It was only after the workshop incident where the facilitator liked my piece that I realized that I could be creative, that I had the potential. I could write. From there on, I started writing and I was happy that I found a retreat for myself. I was happy to include writing in my long hours of studying. It has been six years since that incident and three years since I graduated from school. I have finally accepted that it is not necessary for me to get better marks than everybody else. Still, every time before my exams, I get extremely anxious and study day and night. You see, no matter how much you fight it, this education system, honed and strengthened over the years, has been drilled inside the students. I spent twelve years in an environment where scoring above ninety was awarded more than anything else. Now, even though I disapprove of this system, I still get deeply anxious because of it.
When I joined college in 2017, my class was full of an insane amount of talented individuals. This was a completely different environment than what I had in school. Some of the students could write really well, some could sing and some could act. Once somebody asked me what my talent was and I replied, “I can study for hours“. In that one classroom, I met writers who could move you with their words. In front of them, I forgot that I could write. I looked up to them, I wanted to be them. I found myself compensating for 12 years of lost opportunities. I feel that no matter what I do and where I go in the future, I will always carry my hardbound insecurity of not-being-good-enough, stapled inside me.
I am sharing this because I know there are a lot of students out there who were absolute stars in their school only to realize just how much they have missed out on once they stepped out of their cocoon. Why don’t we make it a point to celebrate art, creativity and talent every year just like we celebrate our CBSE toppers? Why don’t we encourage our students to experiment outside of academics? It is imperative that we come up with a system that focuses on the extra-curricular as much as the normal curriculum of school. A child has unlimited potential and the way our schools are functioning, these potentials are being suppressed so much so that he/she ends up wishing to be more than just “studious”.

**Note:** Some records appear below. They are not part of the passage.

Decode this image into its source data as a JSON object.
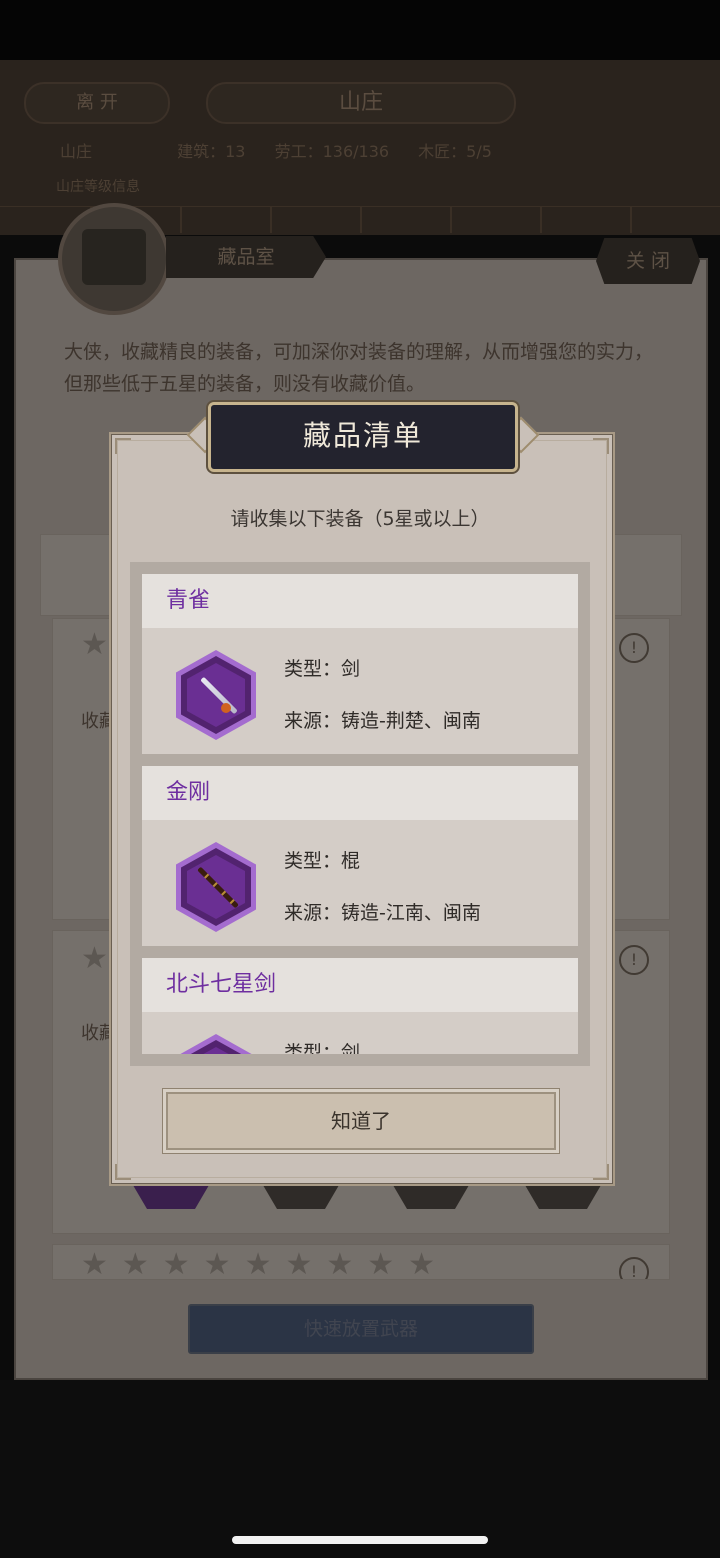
{
  "background": {
    "header": {
      "leave_label": "离 开",
      "title": "山庄",
      "stats_left": "山庄",
      "stats_buildings": "建筑：13",
      "stats_workers": "劳工：136/136",
      "stats_carpenters": "木匠：5/5",
      "sub_text": "山庄等级信息"
    },
    "room": {
      "tab_label": "藏品室",
      "close_label": "关 闭",
      "description": "大侠，收藏精良的装备，可加深你对装备的理解，从而增强您的实力，但那些低于五星的装备，则没有收藏价值。",
      "card_label_1": "收藏",
      "card_label_2": "收藏",
      "info_glyph": "!",
      "stars": "★★★★★★★★★",
      "quick_place_label": "快速放置武器"
    }
  },
  "modal": {
    "title": "藏品清单",
    "subtitle": "请收集以下装备（5星或以上）",
    "items": [
      {
        "name": "青雀",
        "type_line": "类型：剑",
        "source_line": "来源：铸造-荆楚、闽南",
        "icon": "sword-icon"
      },
      {
        "name": "金刚",
        "type_line": "类型：棍",
        "source_line": "来源：铸造-江南、闽南",
        "icon": "staff-icon"
      },
      {
        "name": "北斗七星剑",
        "type_line": "类型：剑",
        "source_line": "",
        "icon": "sword-icon"
      }
    ],
    "ok_label": "知道了"
  },
  "colors": {
    "item_name": "#6e2ea0",
    "hex_frame": "#a46ccf",
    "title_plate": "#23232e",
    "quick_button": "#2b3445"
  }
}
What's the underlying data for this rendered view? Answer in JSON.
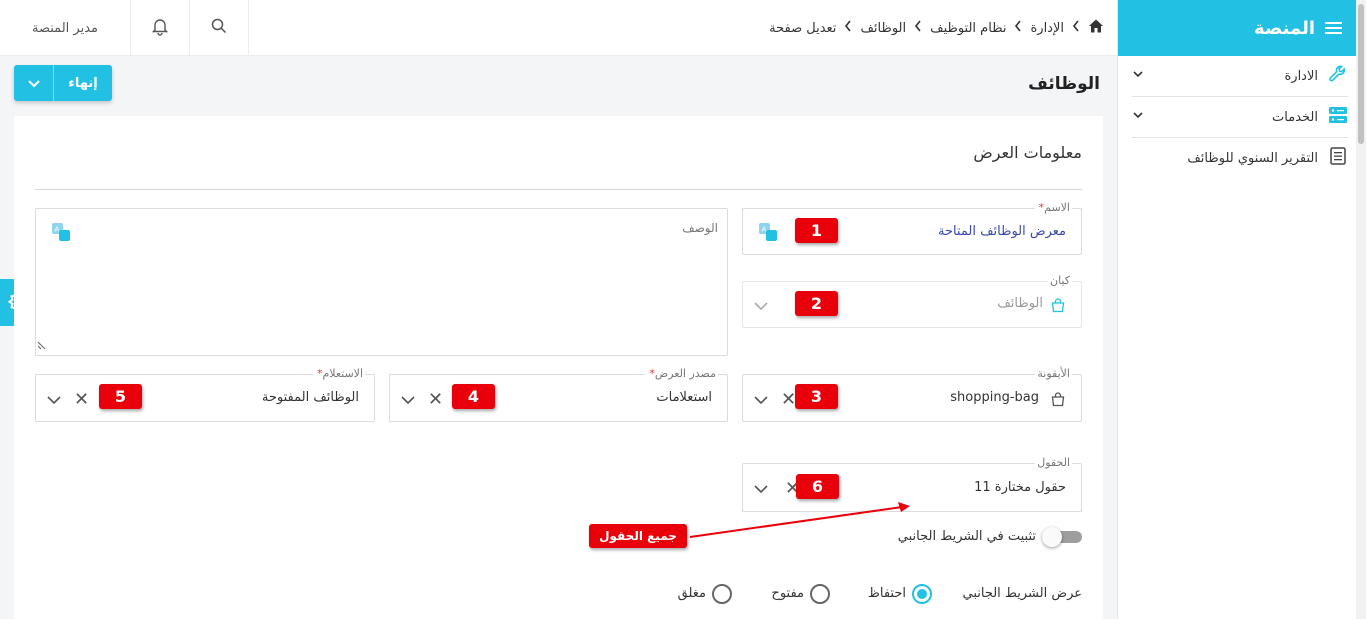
{
  "sidebar": {
    "brand": "المنصة",
    "items": [
      {
        "label": "الادارة",
        "icon": "wrench-icon",
        "expandable": true
      },
      {
        "label": "الخدمات",
        "icon": "server-icon",
        "expandable": true
      },
      {
        "label": "التقرير السنوي للوظائف",
        "icon": "document-icon",
        "expandable": false
      }
    ]
  },
  "topbar": {
    "user": "مدير المنصة",
    "breadcrumb": [
      "الإدارة",
      "نظام التوظيف",
      "الوظائف",
      "تعديل صفحة"
    ]
  },
  "page": {
    "title": "الوظائف",
    "finish_label": "إنهاء"
  },
  "form": {
    "section_title": "معلومات العرض",
    "name": {
      "label": "الاسم",
      "value": "معرض الوظائف المتاحة"
    },
    "description": {
      "label": "الوصف",
      "value": ""
    },
    "entity": {
      "label": "كيان",
      "value": "الوظائف"
    },
    "icon_field": {
      "label": "الأيقونة",
      "value": "shopping-bag"
    },
    "display_source": {
      "label": "مصدر العرض",
      "value": "استعلامات"
    },
    "query": {
      "label": "الاستعلام",
      "value": "الوظائف المفتوحة"
    },
    "fields": {
      "label": "الحقول",
      "value": "11 حقول مختارة"
    },
    "pin_sidebar": {
      "label": "تثبيت في الشريط الجانبي",
      "value": false
    },
    "sidebar_display": {
      "label": "عرض الشريط الجانبي",
      "options": [
        "احتفاظ",
        "مفتوح",
        "مغلق"
      ],
      "selected": "احتفاظ"
    }
  },
  "annotations": {
    "badges": [
      "1",
      "2",
      "3",
      "4",
      "5",
      "6"
    ],
    "note": "جميع الحقول"
  },
  "colors": {
    "accent": "#22c1e3",
    "annotation_red": "#e8000a",
    "required": "#e53935"
  }
}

Yes, some are born great but some can BECOME great with the right amount of support and exposure. We need to provide our students with a system that allows them to thrive outside of academics and nurtures their inherent skills. The world outside of our four walls of school appreciates talent as much as academics and we need to prepare our students for that world.
Ramsha Khan is a student pursuing Literature from Jamia Millia Islamia.
edited by: Maryam Ahmed
Disclaimer: The opinions expressed in this publication are those of the author. They do not purport to reflect the opinions or views of The Jamia Review or its members.
The opinions expressed in this publication are those of the author. They do not purport to reflect the opinions or views of The Jamia Review or its members.